Saturday, June 14, 2008

Trunk Novels

We've all got 'em. And (unless we're Stephen King) they'll never see the light of day. But what makes them special? I mean, sure they've got problems, but if we managed to stick it out to the end there they must have some redeeming qualities, or else why spend that much time writing them?

Maybe a novel doesn't turn out like you anticipated. Maybe the audience has changed--or the genre--to something you can't quite define, and furthermore have no idea how to query.

Maybe there's a plot problem, and you know how to fix it, but the idea of yet another overhaul doesn't exactly excite you.

Maybe it'd sound better in third person. Never know until you try, right? ;)

Whatever it is, these are the novels we loved, and now that--for one reason or another--they just sit there gathering dust, we love to hate. Betas despise them, agents won't touch them, but we have a soft spot for those pages of manuscript that equal countless hours of our lives.

What's so special about your trunk novels? Or, is it not so much a "love-hate" kind of thing, but more like a "see you in Hell" kind of thing?


Catherine said...

My trunk novels taught me that I had a hell of a lot to learn about everything from the basics of grammar, to how to string a cohesive plot together. They will never see the light of day.

On the other hand, they also taught me that I come up with some kick-arse ideas and characters, and that I had some modicum of talent. Knowing what I could achieve if I worked harder made me keep at this writing gig.

And I'm still totally in love with one of my (gary stu) creations. So There.

Vanessa Concannon said...

I only hold onto the idea of mine because the idea is Beauty and the Beast. And well, that is my favorite, basically.

Taught me about Mary-Sues, careful plotting, and layers of meaning. Taught me about research, and how it's better done sooner than later.

Also, taught me how I had been limiting myself to what's been done. I don't think I do that so much anymore.

Jacqui said...

My first novel will remain in the trunk forever, I hope. I was so attached to it then, but it was SO fatally flawed.

My second novel was for NaNoWriMo and was a blast to write, but very much deserves its spot in the dark, never to emerge.

Haphazard said...

With my trunk novels (and LORDY are there a lot of them) I think mostly is... well. They sucked. There may have been some great parts to them but everything else was so lacking that they couldn't be saved.

And this is why I'm a cannibal. Can't let these good things go to waste.

beth said...

I call them "sentimental novels," but its the same thing.

Mine taught me that I could write a whole book, and that it could be a book I could be proud of.

It also taught me that not everyone agrees with my taste, that I've got to work more on craft and "publishability" and that if I want to make a career of this writing thing, I've got to move on.

Sage said...

I have a couple of trunk novels and several "trunk" fanfics (novella length). I think the main thing the fanfics taught me was that I could write a story. An interesting one. And as I wrote more, I got better at it.

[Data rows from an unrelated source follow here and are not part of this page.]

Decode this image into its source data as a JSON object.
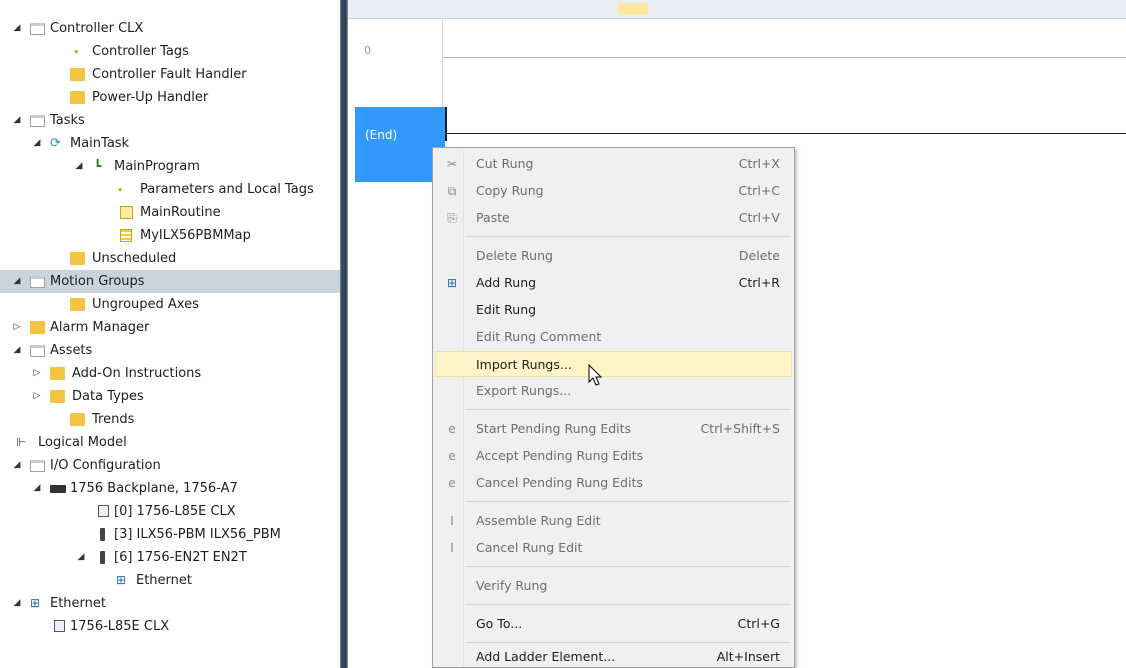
{
  "tree": {
    "items": [
      {
        "label": "Controller CLX",
        "toggle": "◢"
      },
      {
        "label": "Controller Tags"
      },
      {
        "label": "Controller Fault Handler"
      },
      {
        "label": "Power-Up Handler"
      },
      {
        "label": "Tasks",
        "toggle": "◢"
      },
      {
        "label": "MainTask",
        "toggle": "◢"
      },
      {
        "label": "MainProgram",
        "toggle": "◢"
      },
      {
        "label": "Parameters and Local Tags"
      },
      {
        "label": "MainRoutine"
      },
      {
        "label": "MyILX56PBMMap"
      },
      {
        "label": "Unscheduled"
      },
      {
        "label": "Motion Groups",
        "toggle": "◢"
      },
      {
        "label": "Ungrouped Axes"
      },
      {
        "label": "Alarm Manager",
        "toggle": "▷"
      },
      {
        "label": "Assets",
        "toggle": "◢"
      },
      {
        "label": "Add-On Instructions",
        "toggle": "▷"
      },
      {
        "label": "Data Types",
        "toggle": "▷"
      },
      {
        "label": "Trends"
      },
      {
        "label": "Logical Model"
      },
      {
        "label": "I/O Configuration",
        "toggle": "◢"
      },
      {
        "label": "1756 Backplane, 1756-A7",
        "toggle": "◢"
      },
      {
        "label": "[0] 1756-L85E CLX"
      },
      {
        "label": "[3] ILX56-PBM ILX56_PBM"
      },
      {
        "label": "[6] 1756-EN2T EN2T",
        "toggle": "◢"
      },
      {
        "label": "Ethernet"
      },
      {
        "label": "Ethernet",
        "toggle": "◢"
      },
      {
        "label": "1756-L85E CLX"
      }
    ]
  },
  "ladder": {
    "rung0_number": "0",
    "end_label": "(End)"
  },
  "context_menu": {
    "items": [
      {
        "label": "Cut Rung",
        "shortcut": "Ctrl+X",
        "icon": "✂"
      },
      {
        "label": "Copy Rung",
        "shortcut": "Ctrl+C",
        "icon": "⧉"
      },
      {
        "label": "Paste",
        "shortcut": "Ctrl+V",
        "icon": "⎘"
      },
      {
        "label": "Delete Rung",
        "shortcut": "Delete"
      },
      {
        "label": "Add Rung",
        "shortcut": "Ctrl+R",
        "icon": "⊞"
      },
      {
        "label": "Edit Rung",
        "shortcut": ""
      },
      {
        "label": "Edit Rung Comment",
        "shortcut": ""
      },
      {
        "label": "Import Rungs...",
        "shortcut": ""
      },
      {
        "label": "Export Rungs...",
        "shortcut": ""
      },
      {
        "label": "Start Pending Rung Edits",
        "shortcut": "Ctrl+Shift+S",
        "icon": "e"
      },
      {
        "label": "Accept Pending Rung Edits",
        "shortcut": "",
        "icon": "e"
      },
      {
        "label": "Cancel Pending Rung Edits",
        "shortcut": "",
        "icon": "e"
      },
      {
        "label": "Assemble Rung Edit",
        "shortcut": "",
        "icon": "I"
      },
      {
        "label": "Cancel Rung Edit",
        "shortcut": "",
        "icon": "I"
      },
      {
        "label": "Verify Rung",
        "shortcut": ""
      },
      {
        "label": "Go To...",
        "shortcut": "Ctrl+G"
      },
      {
        "label": "Add Ladder Element...",
        "shortcut": "Alt+Insert"
      }
    ]
  },
  "colors": {
    "selection": "#3399ff",
    "tree_selected": "#cad4df",
    "menu_hover": "#fdf5c8"
  }
}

The trunked novels then taught me I could write in my own universe and finish the novel. I also learned a lot about editing on my first trunked novel. The other one was a NaNo project that I didn't take as seriously as I've taken my later ones.

I still love the novels, love the characters, but both would require a major overhaul to be publishable and with my later writing, I can see that. So, trunkage :-)

Trish Doller said...

My trunk novel started out as Civil War historical fiction, but I lost interest when I decided I didn't want to write love/sex scenes between the MC and her love interest.

Since I started writing YA, I've decided to pull out that old idea, dust it off, and see if making it a YA might breathe some life back into it. I think it will.